Most of Grayson's hybrids have been bred from old-fashioned sweet peas, which have a strong scent and a delicate form close to that of their ancestors, which grow wild in the Mediterranean and South America, where they were first collected by Europeans in the 16th century. Grayson also has a few of the modern `Spencer' varieties, such as the lovely and brilliant pink `Mrs June Grayson', and `Gypsy Queen', which has large ruby red flowers. These varieties have some scent, but are not in the same league of fragrance as the older forms.

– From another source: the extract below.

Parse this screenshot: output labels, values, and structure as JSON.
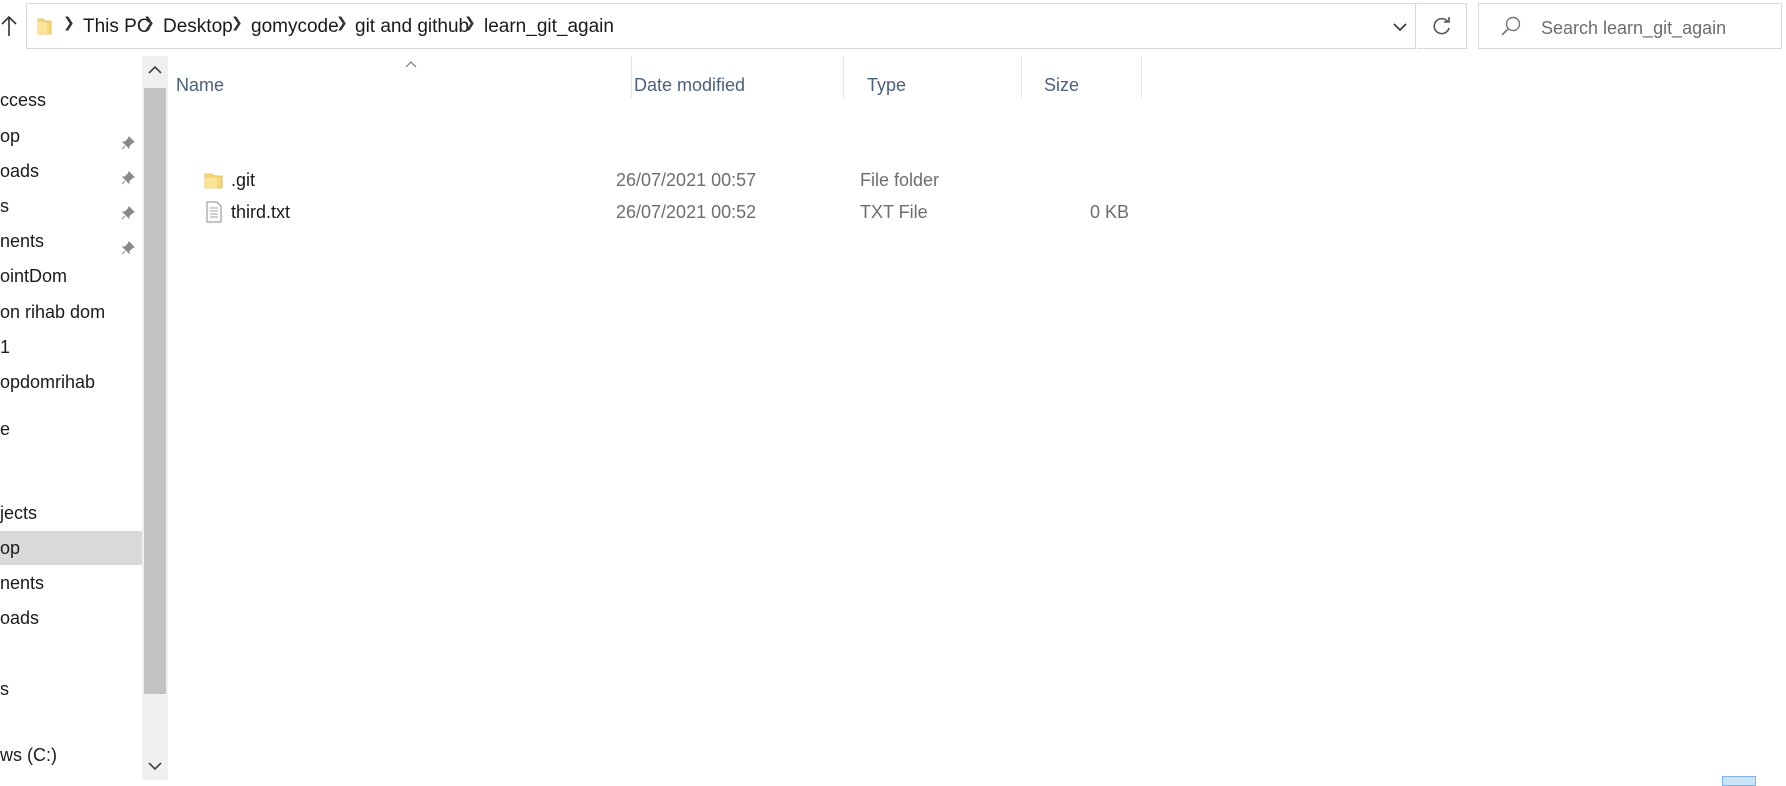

The ones you really want are varieties such as Lathyrus odoratus `Matucana', with deep purple wings and a redder snout. Each individual flower has a scent as strong as a whole bunch of the modern types. There is also a lovely, dark maroon `Black Knight', which I grow every year, and a sweet, small-flowered pink and white `Painted Lady'.

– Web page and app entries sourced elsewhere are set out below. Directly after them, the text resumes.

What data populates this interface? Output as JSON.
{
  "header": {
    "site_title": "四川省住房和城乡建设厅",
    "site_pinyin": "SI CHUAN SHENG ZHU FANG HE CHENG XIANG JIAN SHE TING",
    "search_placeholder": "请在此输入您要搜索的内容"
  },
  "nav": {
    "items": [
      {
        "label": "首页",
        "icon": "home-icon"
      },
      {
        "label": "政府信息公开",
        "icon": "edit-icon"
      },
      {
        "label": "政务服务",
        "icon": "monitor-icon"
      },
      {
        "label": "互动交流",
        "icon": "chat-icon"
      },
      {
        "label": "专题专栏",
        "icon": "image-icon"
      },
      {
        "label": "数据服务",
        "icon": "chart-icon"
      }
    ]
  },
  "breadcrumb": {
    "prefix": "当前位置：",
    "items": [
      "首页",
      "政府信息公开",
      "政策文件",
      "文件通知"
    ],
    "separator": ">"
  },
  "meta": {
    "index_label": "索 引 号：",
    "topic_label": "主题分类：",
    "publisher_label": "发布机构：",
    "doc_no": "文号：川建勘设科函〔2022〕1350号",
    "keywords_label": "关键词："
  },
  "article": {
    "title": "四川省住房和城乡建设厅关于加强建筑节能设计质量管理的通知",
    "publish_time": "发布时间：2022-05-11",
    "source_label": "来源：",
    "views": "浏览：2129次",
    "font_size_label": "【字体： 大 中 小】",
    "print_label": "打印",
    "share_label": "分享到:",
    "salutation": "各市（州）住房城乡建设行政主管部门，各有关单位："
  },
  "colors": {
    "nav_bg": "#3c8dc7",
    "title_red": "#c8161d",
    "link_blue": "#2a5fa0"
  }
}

Order your seeds now, so that you can sow them by the middle of April. You'll need some 9cm (4in) diameter pots and multipurpose potting compost. Sweet peas, like most legumes, thrive on long roots and with root disturbance kept to a minimum, so if you can find deep pots, so much the better. You are often told to soak the seeds to speed up germination, but don't bother. Some of them rot very quickly when left in water.

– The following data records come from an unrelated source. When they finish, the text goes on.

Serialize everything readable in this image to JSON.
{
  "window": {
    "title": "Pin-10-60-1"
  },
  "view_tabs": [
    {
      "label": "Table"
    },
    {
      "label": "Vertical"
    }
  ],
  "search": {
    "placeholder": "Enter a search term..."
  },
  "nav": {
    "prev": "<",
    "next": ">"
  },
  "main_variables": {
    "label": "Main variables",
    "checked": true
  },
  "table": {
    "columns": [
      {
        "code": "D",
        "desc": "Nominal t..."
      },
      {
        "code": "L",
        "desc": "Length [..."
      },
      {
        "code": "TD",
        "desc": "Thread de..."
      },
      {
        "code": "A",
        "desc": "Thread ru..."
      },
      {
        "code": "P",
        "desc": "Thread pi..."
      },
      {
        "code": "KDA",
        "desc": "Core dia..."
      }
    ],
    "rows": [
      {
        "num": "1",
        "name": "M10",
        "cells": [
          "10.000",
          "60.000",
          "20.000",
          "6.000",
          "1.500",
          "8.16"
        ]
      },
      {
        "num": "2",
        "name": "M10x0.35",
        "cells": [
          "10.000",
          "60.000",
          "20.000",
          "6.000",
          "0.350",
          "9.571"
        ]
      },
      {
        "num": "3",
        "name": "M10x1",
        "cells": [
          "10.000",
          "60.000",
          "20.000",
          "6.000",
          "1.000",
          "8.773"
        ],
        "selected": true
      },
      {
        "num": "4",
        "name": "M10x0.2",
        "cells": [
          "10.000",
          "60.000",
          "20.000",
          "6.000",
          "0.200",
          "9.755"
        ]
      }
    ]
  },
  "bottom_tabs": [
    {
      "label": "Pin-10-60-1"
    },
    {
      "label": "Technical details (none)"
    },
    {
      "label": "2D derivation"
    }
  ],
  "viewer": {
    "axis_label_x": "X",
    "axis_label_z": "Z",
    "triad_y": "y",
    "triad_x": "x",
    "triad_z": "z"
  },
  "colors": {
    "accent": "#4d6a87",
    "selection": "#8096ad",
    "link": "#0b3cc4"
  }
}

Plant two seeds in each pot, about 2.5cm (1in) below the surface, and cover them to exclude light. Place the pots on a cool windowsill or in a frost-free cold frame. You could try setting a mousetrap if you are leaving them outside. Mice think sweet pea seeds are delicious and, if given half a chance, will snaffle the lot.

The seeds will germinate after about 10 days. You need to check every day for any signs of green, then remove their covers and give them good light. Keep them cool so that they put their energy into growing roots not stems and leaves.

If you don't want to sow your own sweet peas you can buy seedlings from Midway Nurseries. They don't have old-fashioned varieties in single colours, but do a mixed pot (minimum order five pots) of six plants for pounds 2.80, including delivery. These grow into good, strong plants.

In early May, make a tepee out of cane or pea sticks and plant out the sweet peas, 5-7cm (2-3in) away from the base of each of the poles. Protect each plant from slugs with a 5cm (2in) ring of grit and, as the plants begin to grow, tie them into the frame.

Lots of people talk about pinching out their sweet peas. This means removing the growing tip of the seedling, which should make it bulk out and form a bushier plant. You are also told to remove the buds that grow between a leaf and a stem, including the corkscrew stems that hold the sweet pea on to the cane.

You can do all these things to get perfect, long straight stems - but you will still have a cloud of flowers and an incredible scent if you don't. The only thing that you absolutely must do is keep picking the flowers. If you let your sweet peas run to seed, they will quickly finish flowering.

Peter Grayson Sweet Peas (01246 278503). Midway Nurseries (01597 851662)

This week

1 Half-hardy annuals sown and pricked out a few weeks ago may now be ready for potting on. White, tendrilly roots creeping out from the holes in the bottom of each pot are a sign that it is time. Carefully tip out each seedling on to a bench and replant into a pot one size larger. Don't drown them in a huge pot, they seem to do better if kept slightly hungry, so the roots grow more quickly as they scrabble for food